- [Exercise requirements]: No picture belongs in the answer, which must hold exactly the lines from the one with "What's the underlying" through the final line below.

- [Records shown]:
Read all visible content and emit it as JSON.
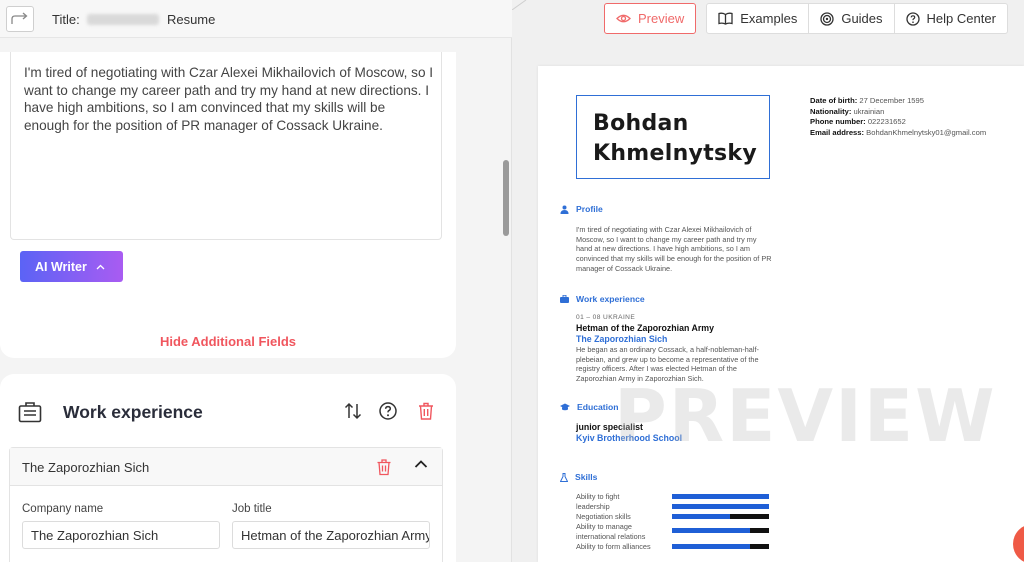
{
  "editor": {
    "title_prefix": "Title:",
    "title_suffix": "Resume",
    "summary_text": "I'm tired of negotiating with Czar Alexei Mikhailovich of Moscow, so I want to change my career path and try my hand at new directions. I have high ambitions, so I am convinced that my skills will be enough for the position of PR manager of Cossack Ukraine.",
    "ai_writer_label": "AI Writer",
    "hide_fields_label": "Hide Additional Fields",
    "work_section_title": "Work experience",
    "entry_title": "The Zaporozhian Sich",
    "company_label": "Company name",
    "company_value": "The Zaporozhian Sich",
    "job_label": "Job title",
    "job_value": "Hetman of the Zaporozhian Army"
  },
  "nav": {
    "preview": "Preview",
    "examples": "Examples",
    "guides": "Guides",
    "help": "Help Center"
  },
  "resume": {
    "first_name": "Bohdan",
    "last_name": "Khmelnytsky",
    "personal": {
      "dob_label": "Date of birth:",
      "dob": "27 December 1595",
      "nat_label": "Nationality:",
      "nat": "ukrainian",
      "phone_label": "Phone number:",
      "phone": "022231652",
      "email_label": "Email address:",
      "email": "BohdanKhmelnytsky01@gmail.com"
    },
    "profile_heading": "Profile",
    "profile_text": "I'm tired of negotiating with Czar Alexei Mikhailovich of Moscow, so I want to change my career path and try my hand at new directions. I have high ambitions, so I am convinced that my skills will be enough for the position of PR manager of Cossack Ukraine.",
    "work_heading": "Work experience",
    "job_date": "01 – 08     UKRAINE",
    "job_title": "Hetman of the Zaporozhian Army",
    "job_company": "The Zaporozhian Sich",
    "job_desc": "He began as an ordinary Cossack, a half-nobleman-half-plebeian, and grew up to become a representative of the registry officers. After I was elected Hetman of the Zaporozhian Army in Zaporozhian Sich.",
    "edu_heading": "Education",
    "edu_degree": "junior specialist",
    "edu_school": "Kyiv Brotherhood School",
    "skills_heading": "Skills",
    "skills": [
      {
        "name": "Ability to fight",
        "level": 1.0
      },
      {
        "name": "leadership",
        "level": 1.0
      },
      {
        "name": "Negotiation skills",
        "level": 0.6
      },
      {
        "name": "Ability to manage international relations",
        "level": 0.8
      },
      {
        "name": "Ability to form alliances",
        "level": 0.8
      }
    ],
    "watermark": "PREVIEW"
  },
  "colors": {
    "accent_blue": "#2f6fd6",
    "danger_red": "#f0565e",
    "ai_gradient_start": "#5b63f5",
    "ai_gradient_end": "#a95cf2"
  }
}
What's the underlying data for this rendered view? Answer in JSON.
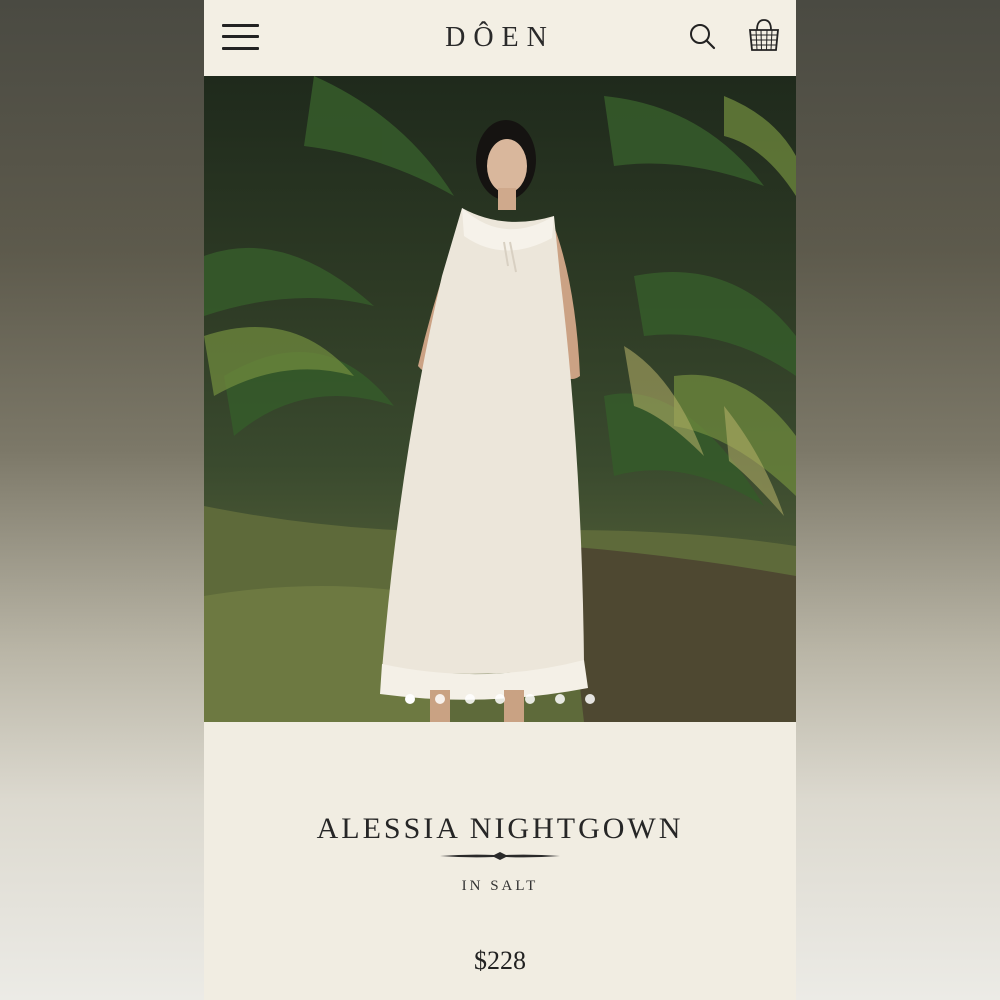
{
  "header": {
    "logo": "DÔEN",
    "icons": {
      "menu": "hamburger-menu-icon",
      "search": "search-icon",
      "bag": "basket-bag-icon"
    }
  },
  "hero": {
    "image_description_icon": "product-photo",
    "carousel": {
      "total": 7,
      "active_index": 0
    }
  },
  "product": {
    "name": "ALESSIA NIGHTGOWN",
    "variant": "IN SALT",
    "price": "$228"
  },
  "colors": {
    "background": "#f1ede2",
    "text": "#262626",
    "dot": "#ffffff"
  }
}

- [Your response]:
What's the underlying data for this rendered view? Answer in JSON.
{
  "header": {
    "logo": "DÔEN",
    "icons": {
      "menu": "hamburger-menu-icon",
      "search": "search-icon",
      "bag": "basket-bag-icon"
    }
  },
  "hero": {
    "image_description_icon": "product-photo",
    "carousel": {
      "total": 7,
      "active_index": 0
    }
  },
  "product": {
    "name": "ALESSIA NIGHTGOWN",
    "variant": "IN SALT",
    "price": "$228"
  },
  "colors": {
    "background": "#f1ede2",
    "text": "#262626",
    "dot": "#ffffff"
  }
}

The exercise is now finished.